Aim of the exercise »
Only the lines holding "properties" are wanted here; copy each from the listing.

────────────────────────────────────────

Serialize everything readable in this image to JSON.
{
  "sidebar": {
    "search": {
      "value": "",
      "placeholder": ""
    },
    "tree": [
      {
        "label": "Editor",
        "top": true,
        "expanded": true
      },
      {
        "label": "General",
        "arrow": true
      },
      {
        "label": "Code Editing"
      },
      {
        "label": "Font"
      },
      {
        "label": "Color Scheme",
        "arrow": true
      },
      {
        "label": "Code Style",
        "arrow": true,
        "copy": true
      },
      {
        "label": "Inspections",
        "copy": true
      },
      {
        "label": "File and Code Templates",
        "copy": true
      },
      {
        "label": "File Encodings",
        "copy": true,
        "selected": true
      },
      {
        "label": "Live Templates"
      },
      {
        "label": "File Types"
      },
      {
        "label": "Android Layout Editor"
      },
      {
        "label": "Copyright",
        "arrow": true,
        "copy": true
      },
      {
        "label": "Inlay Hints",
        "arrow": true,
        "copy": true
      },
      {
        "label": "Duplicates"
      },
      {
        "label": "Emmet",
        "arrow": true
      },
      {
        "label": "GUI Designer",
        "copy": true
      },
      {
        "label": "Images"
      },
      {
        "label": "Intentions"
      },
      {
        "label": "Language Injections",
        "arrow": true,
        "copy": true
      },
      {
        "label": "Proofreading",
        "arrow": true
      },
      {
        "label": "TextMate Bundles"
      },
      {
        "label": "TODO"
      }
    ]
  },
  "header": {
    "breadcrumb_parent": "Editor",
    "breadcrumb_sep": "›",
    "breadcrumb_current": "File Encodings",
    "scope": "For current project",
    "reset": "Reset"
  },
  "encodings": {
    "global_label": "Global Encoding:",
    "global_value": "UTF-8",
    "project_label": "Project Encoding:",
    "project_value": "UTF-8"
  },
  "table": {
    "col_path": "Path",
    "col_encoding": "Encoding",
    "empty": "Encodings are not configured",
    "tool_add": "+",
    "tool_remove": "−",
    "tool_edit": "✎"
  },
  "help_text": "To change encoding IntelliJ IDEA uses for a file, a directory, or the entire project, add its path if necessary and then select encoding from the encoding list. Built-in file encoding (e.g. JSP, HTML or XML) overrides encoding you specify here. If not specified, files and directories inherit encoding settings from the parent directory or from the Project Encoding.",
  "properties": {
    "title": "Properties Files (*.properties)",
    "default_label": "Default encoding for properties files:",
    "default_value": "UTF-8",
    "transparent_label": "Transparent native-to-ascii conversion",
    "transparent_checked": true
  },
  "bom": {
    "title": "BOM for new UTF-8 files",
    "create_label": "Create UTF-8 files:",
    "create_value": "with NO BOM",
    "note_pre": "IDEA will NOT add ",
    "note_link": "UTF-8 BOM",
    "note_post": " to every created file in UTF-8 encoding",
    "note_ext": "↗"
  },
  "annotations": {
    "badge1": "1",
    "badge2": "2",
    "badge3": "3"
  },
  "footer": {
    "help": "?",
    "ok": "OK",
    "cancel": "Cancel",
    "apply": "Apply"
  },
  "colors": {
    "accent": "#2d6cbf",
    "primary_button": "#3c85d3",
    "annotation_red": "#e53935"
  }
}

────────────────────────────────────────

Answer space »
  "properties": {
    "title": "Properties Files (*.properties)",
    "default_label": "Default encoding for properties files:",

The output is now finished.